That said, when she was initially invited to play the part of Gloria Estefan's mother, Gloria Fajardo, in a reading last year, she hesitated. "My first thought was, her mother?!" she remembers. "For any actress over 40, it's like, 'Is that it? I'm now playing 70- and 80-year-olds?'" But she went in and quickly realized that she wouldn't be portraying some little old lady. Audiences get to see Fajardo at multiple points in her life, including as a young nightclub singer in Cuba before she and her family fled Castro's Revolution and settled in Florida. "This character comes across as ageless because you see her in so many different aspects of her life," Burns says. "It becomes less about her being a mother of a certain age and more about her being a woman who's seen a lot, sacrificed a lot, had dreams taken away from her, and made some mistakes, but is big enough to own up to them and ask for forgiveness. This is a real woman, not a fairy tale. That's the privilege of a role like this."

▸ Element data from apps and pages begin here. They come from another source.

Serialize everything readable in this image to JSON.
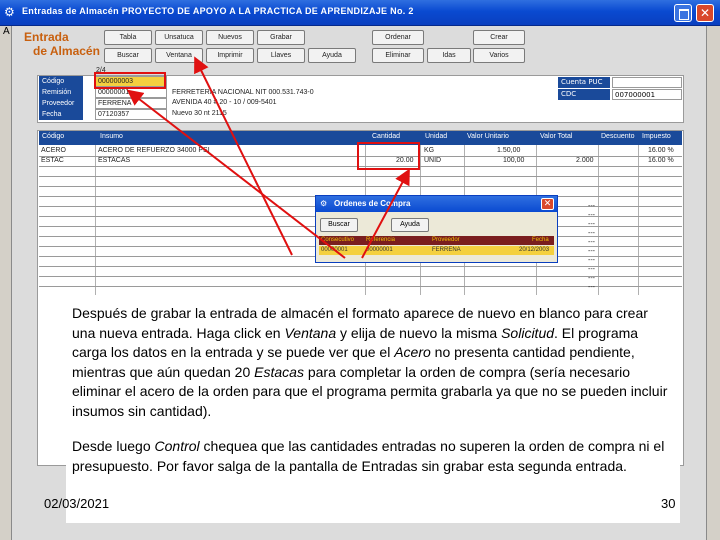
{
  "window": {
    "title": "Entradas de Almacén   PROYECTO DE APOYO A LA PRACTICA DE APRENDIZAJE No. 2",
    "close_glyph": "✕",
    "background_letter": "A"
  },
  "brand": {
    "line1": "Entrada",
    "line2": "de Almacén",
    "color": "#c8600f"
  },
  "toolbar": {
    "row1": [
      "Tabla",
      "Unsatuca",
      "Nuevos",
      "Grabar",
      "Ordenar",
      "Crear"
    ],
    "row2": [
      "Buscar",
      "Ventana",
      "Imprimir",
      "Llaves",
      "Ayuda",
      "Eliminar",
      "Idas",
      "Varios"
    ]
  },
  "header": {
    "labels": [
      "Código",
      "Remisión",
      "Proveedor",
      "Fecha"
    ],
    "values": [
      "000000003",
      "00000001",
      "FERRENA",
      "07120357"
    ],
    "top_note": "2/4",
    "info": [
      "FERRETERIA NACIONAL    NIT 000.531.743-0",
      "AVENIDA 40 # 20 - 10 / 009-5401",
      "Nuevo 30 nt 2115"
    ],
    "puc_label": "Cuenta PUC",
    "cdc_label": "CDC",
    "cdc_value": "007000001"
  },
  "table": {
    "columns": [
      "Código",
      "Insumo",
      "Cantidad",
      "Unidad",
      "Valor Unitario",
      "Valor Total",
      "Descuento",
      "Impuesto"
    ],
    "rows": [
      [
        "ACERO",
        "ACERO DE REFUERZO 34000 PSI",
        "",
        "KG",
        "1.50,00",
        "",
        "",
        "16.00 %"
      ],
      [
        "ESTAC",
        "ESTACAS",
        "20.00",
        "UNID",
        "100,00",
        "2.000",
        "",
        "16.00 %"
      ]
    ]
  },
  "dialog": {
    "title": "Ordenes de Compra",
    "buttons": [
      "Buscar",
      "Ayuda"
    ],
    "columns": [
      "Consecutivo",
      "Referencia",
      "Proveedor",
      "Fecha"
    ],
    "row": [
      "00000001",
      "00000001",
      "FERRENA",
      "20/12/2003"
    ],
    "close_glyph": "✕"
  },
  "note": {
    "paragraph1_parts": [
      {
        "t": "Después de grabar la entrada de almacén el formato aparece de nuevo en blanco para crear una nueva entrada. Haga click en ",
        "i": false
      },
      {
        "t": "Ventana",
        "i": true
      },
      {
        "t": " y elija de nuevo la misma ",
        "i": false
      },
      {
        "t": "Solicitud",
        "i": true
      },
      {
        "t": ". El programa carga los datos en la entrada y se puede ver que el ",
        "i": false
      },
      {
        "t": "Acero",
        "i": true
      },
      {
        "t": " no presenta cantidad pendiente, mientras que aún quedan 20 ",
        "i": false
      },
      {
        "t": "Estacas",
        "i": true
      },
      {
        "t": " para completar la orden de compra (sería necesario eliminar el acero de la orden para que el programa permita grabarla ya que no se pueden incluir insumos sin cantidad).",
        "i": false
      }
    ],
    "paragraph2_parts": [
      {
        "t": "Desde luego ",
        "i": false
      },
      {
        "t": "Control",
        "i": true
      },
      {
        "t": " chequea que las cantidades entradas no superen la orden de compra ni el presupuesto. Por favor salga de la pantalla de Entradas sin grabar esta segunda entrada.",
        "i": false
      }
    ]
  },
  "footer": {
    "date": "02/03/2021",
    "page": "30"
  },
  "colors": {
    "highlight_red": "#e01010",
    "header_blue": "#1a4a9a",
    "field_yellow": "#f4d03f"
  }
}
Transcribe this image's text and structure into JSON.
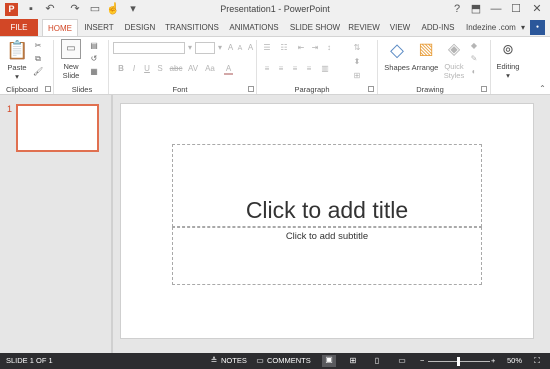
{
  "window": {
    "title": "Presentation1 - PowerPoint",
    "app_icon": "P"
  },
  "quick_access": [
    {
      "name": "save-icon",
      "glyph": "▪"
    },
    {
      "name": "undo-icon",
      "glyph": "↶"
    },
    {
      "name": "redo-icon",
      "glyph": "↷"
    },
    {
      "name": "start-from-beginning-icon",
      "glyph": "▭"
    },
    {
      "name": "touch-mode-icon",
      "glyph": "☝"
    },
    {
      "name": "customize-qat-icon",
      "glyph": "▾"
    }
  ],
  "window_controls": {
    "help": "?",
    "ribbon_options": "⬒",
    "minimize": "—",
    "maximize": "☐",
    "close": "✕"
  },
  "tabs": [
    "FILE",
    "HOME",
    "INSERT",
    "DESIGN",
    "TRANSITIONS",
    "ANIMATIONS",
    "SLIDE SHOW",
    "REVIEW",
    "VIEW",
    "ADD-INS"
  ],
  "active_tab": "HOME",
  "account": {
    "name": "Indezine .com",
    "caret": "▾"
  },
  "ribbon": {
    "clipboard": {
      "label": "Clipboard",
      "paste": "Paste"
    },
    "slides": {
      "label": "Slides",
      "new_slide": "New Slide"
    },
    "font": {
      "label": "Font",
      "bold": "B",
      "italic": "I",
      "underline": "U",
      "strike": "S",
      "shadow": "abc",
      "spacing": "AV",
      "case": "Aa",
      "color": "A",
      "grow": "A",
      "shrink": "A",
      "clear": "A"
    },
    "paragraph": {
      "label": "Paragraph"
    },
    "drawing": {
      "label": "Drawing",
      "shapes": "Shapes",
      "arrange": "Arrange",
      "quick_styles": "Quick Styles"
    },
    "editing": {
      "label": "Editing"
    }
  },
  "thumbnails": [
    {
      "number": "1"
    }
  ],
  "slide": {
    "title_placeholder": "Click to add title",
    "subtitle_placeholder": "Click to add subtitle"
  },
  "status": {
    "slide_info": "SLIDE 1 OF 1",
    "notes": "NOTES",
    "comments": "COMMENTS",
    "zoom_out": "−",
    "zoom_in": "+",
    "zoom": "50%",
    "zoom_level": 0.5
  },
  "colors": {
    "accent": "#d24726",
    "status_bar": "#2d2d30"
  }
}
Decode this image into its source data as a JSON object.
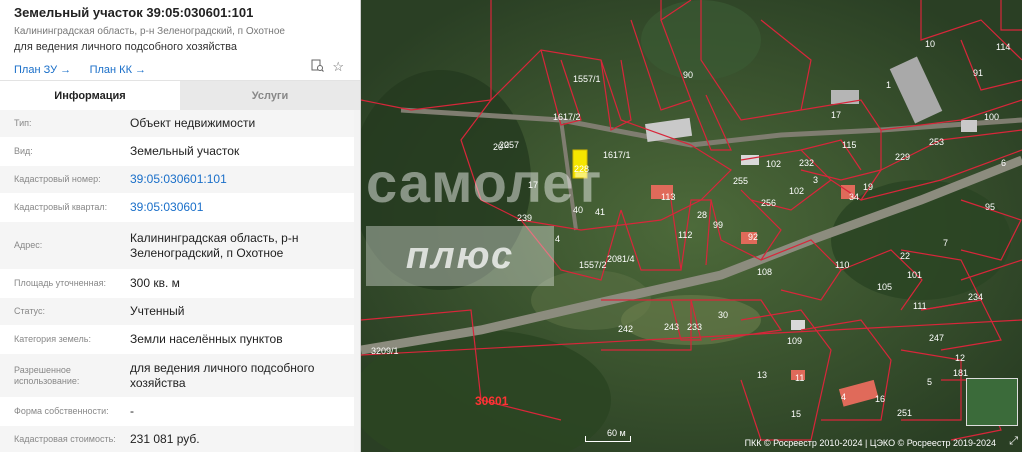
{
  "header": {
    "title": "Земельный участок 39:05:030601:101",
    "address": "Калининградская область, р-н Зеленоградский, п Охотное",
    "purpose": "для ведения личного подсобного хозяйства",
    "plan_zu": "План ЗУ →",
    "plan_kk": "План КК →"
  },
  "tabs": {
    "info": "Информация",
    "services": "Услуги"
  },
  "rows": [
    {
      "label": "Тип:",
      "value": "Объект недвижимости"
    },
    {
      "label": "Вид:",
      "value": "Земельный участок"
    },
    {
      "label": "Кадастровый номер:",
      "value": "39:05:030601:101"
    },
    {
      "label": "Кадастровый квартал:",
      "value": "39:05:030601"
    },
    {
      "label": "Адрес:",
      "value": "Калининградская область, р-н Зеленоградский, п Охотное"
    },
    {
      "label": "Площадь уточненная:",
      "value": "300 кв. м"
    },
    {
      "label": "Статус:",
      "value": "Учтенный"
    },
    {
      "label": "Категория земель:",
      "value": "Земли населённых пунктов"
    },
    {
      "label": "Разрешенное использование:",
      "value": "для ведения личного подсобного хозяйства"
    },
    {
      "label": "Форма собственности:",
      "value": "-"
    },
    {
      "label": "Кадастровая стоимость:",
      "value": "231 081 руб."
    }
  ],
  "map": {
    "watermark_top": "самолет",
    "watermark_bottom": "плюс",
    "scale": "60 м",
    "copyright": "ПКК © Росреестр 2010-2024 | ЦЭКО © Росреестр 2019-2024",
    "quarter_label": "30601",
    "side_label": "3209/1",
    "parcels": [
      "10",
      "114",
      "91",
      "90",
      "1",
      "100",
      "17",
      "115",
      "229",
      "253",
      "6",
      "102",
      "232",
      "255",
      "256",
      "102",
      "3",
      "19",
      "34",
      "95",
      "17",
      "40",
      "41",
      "113",
      "28",
      "99",
      "92",
      "239",
      "108",
      "112",
      "22",
      "7",
      "110",
      "111",
      "105",
      "234",
      "242",
      "243",
      "233",
      "30",
      "109",
      "247",
      "12",
      "11",
      "13",
      "15",
      "16",
      "251",
      "5",
      "181",
      "101",
      "228",
      "257",
      "1617/1",
      "1617/2",
      "1557/1",
      "1557/2",
      "2081/4",
      "20",
      "4"
    ]
  }
}
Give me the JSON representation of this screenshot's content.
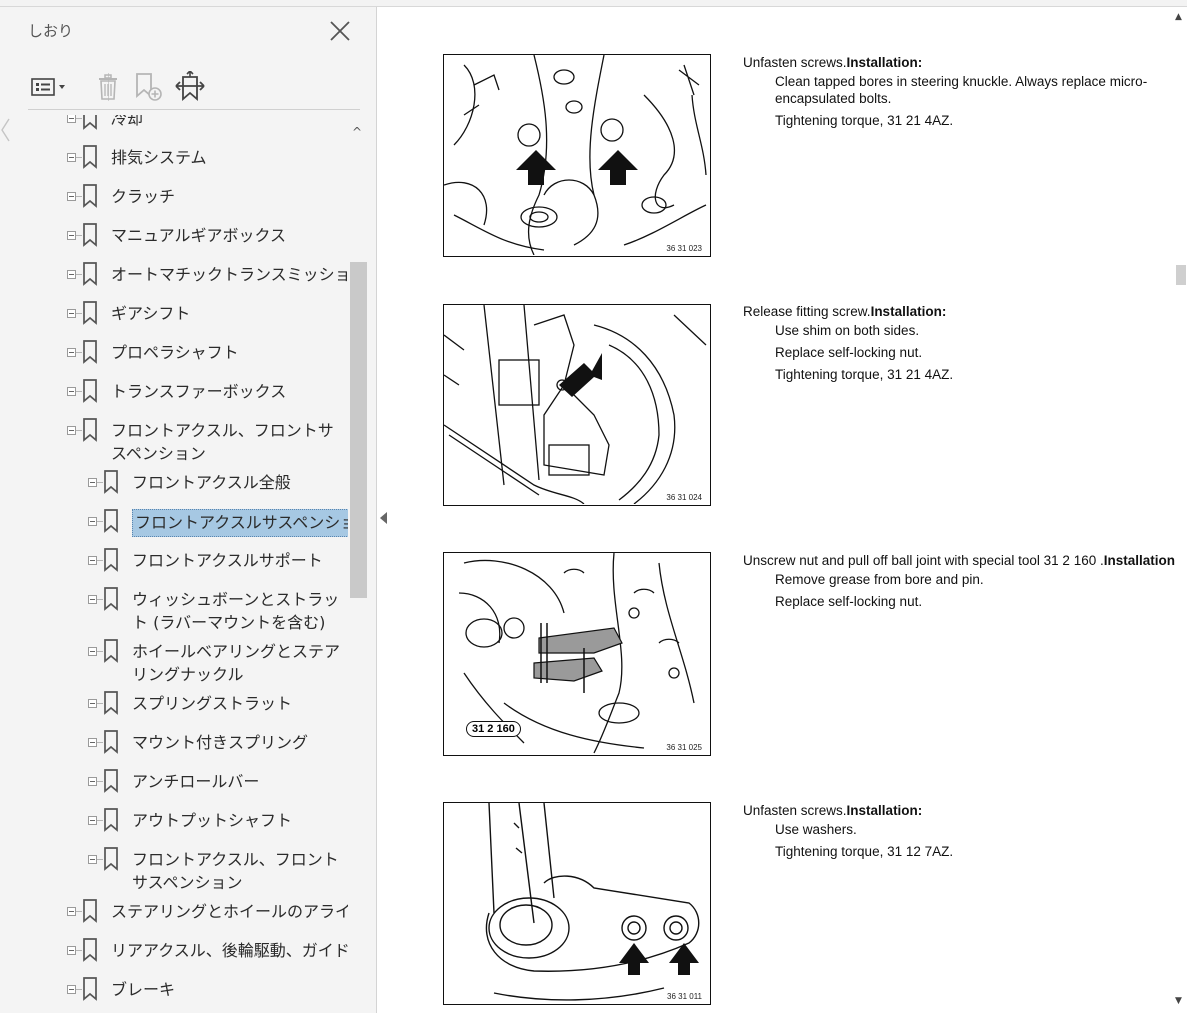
{
  "sidebar": {
    "title": "しおり",
    "toolbar": {
      "options_icon": "list-options-icon",
      "delete_icon": "trash-icon",
      "new_bookmark_icon": "new-bookmark-icon",
      "expand_icon": "expand-bookmark-icon"
    },
    "items": [
      {
        "label": "冷却",
        "level": 0
      },
      {
        "label": "排気システム",
        "level": 0
      },
      {
        "label": "クラッチ",
        "level": 0
      },
      {
        "label": "マニュアルギアボックス",
        "level": 0
      },
      {
        "label": "オートマチックトランスミッション",
        "level": 0
      },
      {
        "label": "ギアシフト",
        "level": 0
      },
      {
        "label": "プロペラシャフト",
        "level": 0
      },
      {
        "label": "トランスファーボックス",
        "level": 0
      },
      {
        "label": "フロントアクスル、フロントサスペンション",
        "level": 0
      },
      {
        "label": "フロントアクスル全般",
        "level": 1
      },
      {
        "label": "フロントアクスルサスペンション",
        "level": 1,
        "selected": true
      },
      {
        "label": "フロントアクスルサポート",
        "level": 1
      },
      {
        "label": "ウィッシュボーンとストラット (ラバーマウントを含む)",
        "level": 1
      },
      {
        "label": "ホイールベアリングとステアリングナックル",
        "level": 1
      },
      {
        "label": "スプリングストラット",
        "level": 1
      },
      {
        "label": "マウント付きスプリング",
        "level": 1
      },
      {
        "label": "アンチロールバー",
        "level": 1
      },
      {
        "label": "アウトプットシャフト",
        "level": 1
      },
      {
        "label": "フロントアクスル、フロントサスペンション",
        "level": 1
      },
      {
        "label": "ステアリングとホイールのアライメント",
        "level": 0
      },
      {
        "label": "リアアクスル、後輪駆動、ガイド",
        "level": 0
      },
      {
        "label": "ブレーキ",
        "level": 0
      }
    ]
  },
  "document": {
    "steps": [
      {
        "figure_code": "36 31 023",
        "action": "Unfasten screws.",
        "installation": "Installation:",
        "lines": [
          "Clean tapped bores in steering knuckle. Always replace micro-encapsulated bolts.",
          "Tightening torque, 31 21 4AZ."
        ]
      },
      {
        "figure_code": "36 31 024",
        "action": "Release fitting screw.",
        "installation": "Installation:",
        "lines": [
          "Use shim on both sides.",
          "Replace self-locking nut.",
          "Tightening torque, 31 21 4AZ."
        ]
      },
      {
        "figure_code": "36 31 025",
        "tool_label": "31 2 160",
        "action": "Unscrew nut and pull off ball joint with special tool 31 2 160 .",
        "installation": "Installation:",
        "lines": [
          "Remove grease from bore and pin.",
          "Replace self-locking nut."
        ]
      },
      {
        "figure_code": "36 31 011",
        "action": "Unfasten screws.",
        "installation": "Installation:",
        "lines": [
          "Use washers.",
          "Tightening torque, 31 12 7AZ."
        ]
      }
    ]
  },
  "colors": {
    "selection": "#a6c8e3",
    "sidebar_bg": "#f4f4f4",
    "scroll_thumb": "#c9c9c9"
  }
}
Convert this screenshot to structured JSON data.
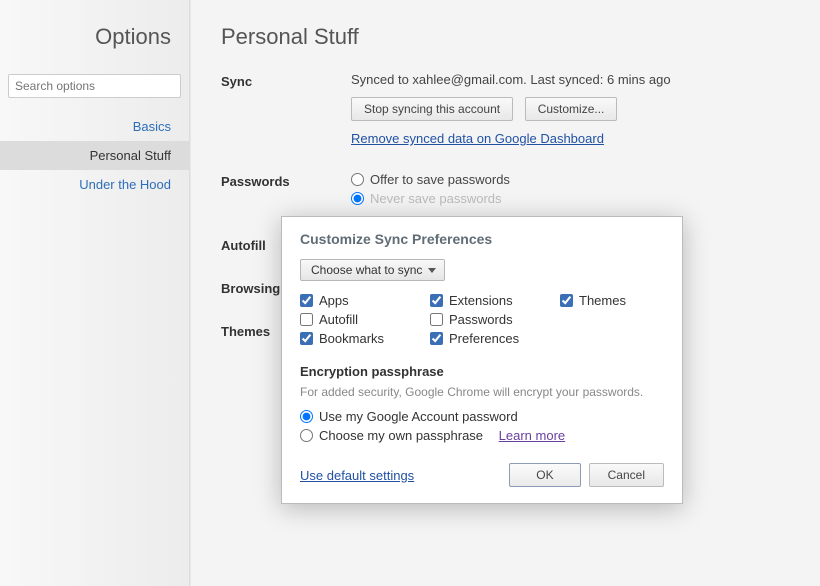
{
  "sidebar": {
    "title": "Options",
    "search_placeholder": "Search options",
    "items": [
      {
        "label": "Basics",
        "active": false
      },
      {
        "label": "Personal Stuff",
        "active": true
      },
      {
        "label": "Under the Hood",
        "active": false
      }
    ]
  },
  "page_title": "Personal Stuff",
  "sections": {
    "sync": {
      "label": "Sync",
      "status": "Synced to xahlee@gmail.com. Last synced: 6 mins ago",
      "stop_button": "Stop syncing this account",
      "customize_button": "Customize...",
      "remove_link": "Remove synced data on Google Dashboard"
    },
    "passwords": {
      "label": "Passwords",
      "option_offer": "Offer to save passwords",
      "option_never": "Never save passwords"
    },
    "autofill": {
      "label": "Autofill"
    },
    "browsing": {
      "label": "Browsing"
    },
    "themes": {
      "label": "Themes"
    }
  },
  "dialog": {
    "title": "Customize Sync Preferences",
    "dropdown": "Choose what to sync",
    "checks": {
      "apps": {
        "label": "Apps",
        "checked": true
      },
      "autofill": {
        "label": "Autofill",
        "checked": false
      },
      "bookmarks": {
        "label": "Bookmarks",
        "checked": true
      },
      "extensions": {
        "label": "Extensions",
        "checked": true
      },
      "passwords": {
        "label": "Passwords",
        "checked": false
      },
      "preferences": {
        "label": "Preferences",
        "checked": true
      },
      "themes": {
        "label": "Themes",
        "checked": true
      }
    },
    "encryption": {
      "heading": "Encryption passphrase",
      "description": "For added security, Google Chrome will encrypt your passwords.",
      "option_google": "Use my Google Account password",
      "option_own": "Choose my own passphrase",
      "learn_more": "Learn more"
    },
    "default_link": "Use default settings",
    "ok": "OK",
    "cancel": "Cancel"
  }
}
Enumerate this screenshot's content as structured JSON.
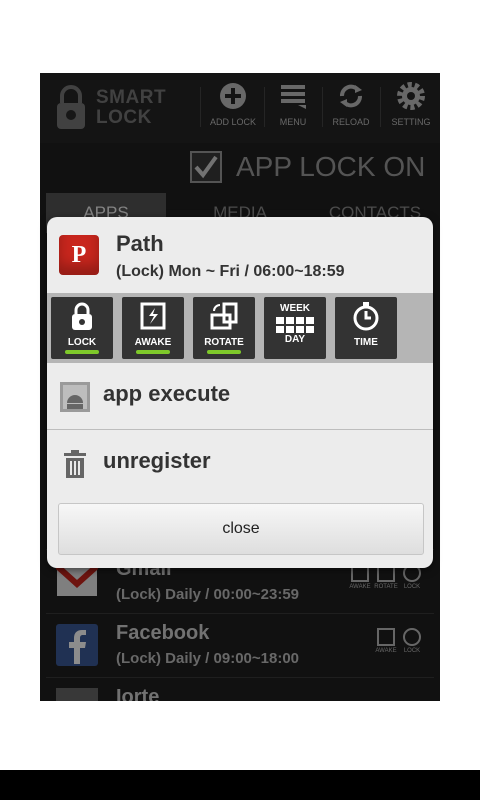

The devoted but contentious relationship between mother and daughter fuels much of the drama in On Your Feet!. Although she acknowledges her child's talent, the matriarch, who works as a teacher, tries to discourage her from pursuing music professionally, complaining that she's throwing away her college degree. Even after Estefan becomes an international superstar, her mother accuses her of choosing her career over her family. But Burns doesn't see her as a villain. She believes her actions, though sometimes misguided, always come from a place of love. "I have a Latin mother myself!" she explains. "Anyone who came from Latin parents at a certain time knew that it wasn't cool to pursue anything artsy. It wasn't respectable. My character is trying to protect her daughter. The family did a lot to come to this country. She put her daughter through private school and sent her to university. She wants the best for Gloria and though she believes in her talent, she doesn't foresee what she can be."
Although the actors playing Emilio and Gloria Estefan, Josh Segarra and Ana Villafañe, have spent a lot of time with the power couple they're playing, Burns has yet to meet Fajardo in person, but she still has insight that informs her performance. "I've certainly heard many stories from Gloria and Emilio's perspective. And there's this amazing interview Gloria did with her mom for Mother's Day that told me everything I needed to know about the character. First of all, she's hilarious, and second, I saw Gloria Estefan, this icon of the world, suddenly turn 15-years-old with this force sitting next to her. You see the deep love between them and their different ways of communicating."
Burns' big number, "Mi Tierra," is her character's Mama Rose moment, a flashback to her singing in Cuba when you get a sense of what might have been had she been allowed to continue performing. It also encapsulates the dilemma all immigrants grapple with: "the pull that your homeland has on you, no matter where you are," Burns explains. "It's a song that has always spoken to me. I even used in it a club act! Even though my mom has been in the US forever, her Venezuelan roots remain. The song is joyous and percussive and sexy and wonderful, but it always makes her cry." In the middle of it, Fajardo's husband tells her they need to escape from Cuba, which colors everything that comes after. "At first you see her at her most carefree and then, suddenly, life as she knows it is over, and yet she has to finish the show," Burns says. "This song of pride and joy becomes a song of angst and loss. There's such an emotional journey that happens in the course of one number."
Photos by Matthew Murphy